  • ENSO cycle;
  • South China Sea monsoon onset;
  • ocean heat content

Abstract

This paper investigates the relationship between the onset date of the South China Sea summer monsoon (SCSSM) and the El Niño/Southern Oscillation (ENSO). The monsoon onset date (MOD) is defined on the basis of the switch of the 850-hPa zonal winds over the South China Sea (SCS) from easterly to westerly for two consecutive pentads. The ENSO signal is represented by the ocean heat content (OHC), which is proportional to the depth of the 20 °C isotherm.

It is found that, in years associated with a warm (cold) ENSO event or the year after, the monsoon tends to have a late (an early) onset and the intensity of the SCSSM also tends to be weaker (stronger). During a 2-year period prior to the onset, anomalies of OHC have an obvious eastward propagation.
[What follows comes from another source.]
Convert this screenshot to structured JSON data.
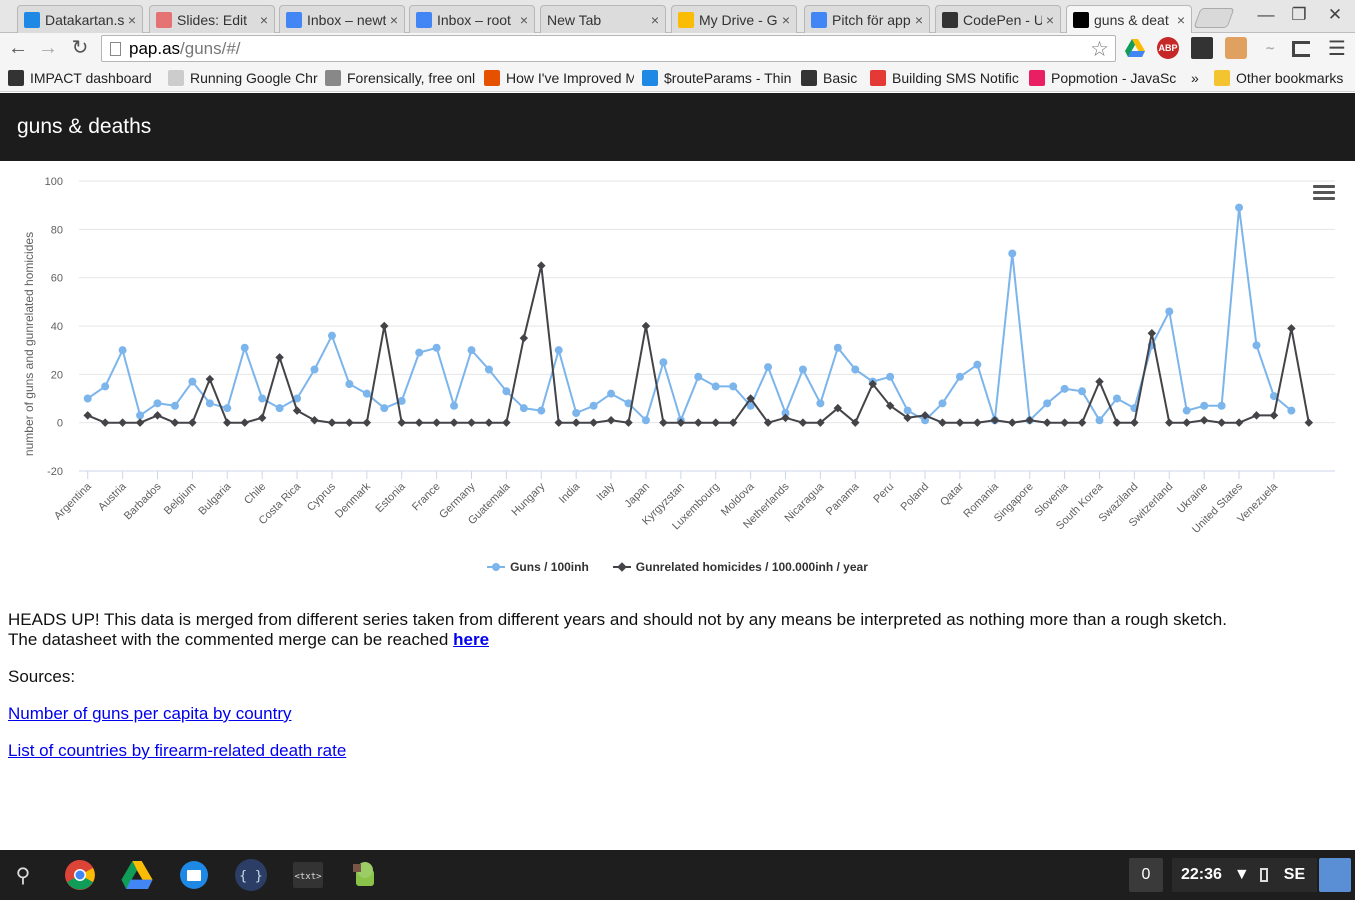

The 850-hPa flow east of the Philippines, specifically the strength of the subtropical high, is also found to be critical in determining the MOD. The link between these two results appears to be the propagation of cold (warm) subsurface water into the western North Pacific (WNP), which strengthens (weakens) the subtropical high, and hence a late (an early) SCSSM onset. Copyright © 2006 Royal Meteorological Society.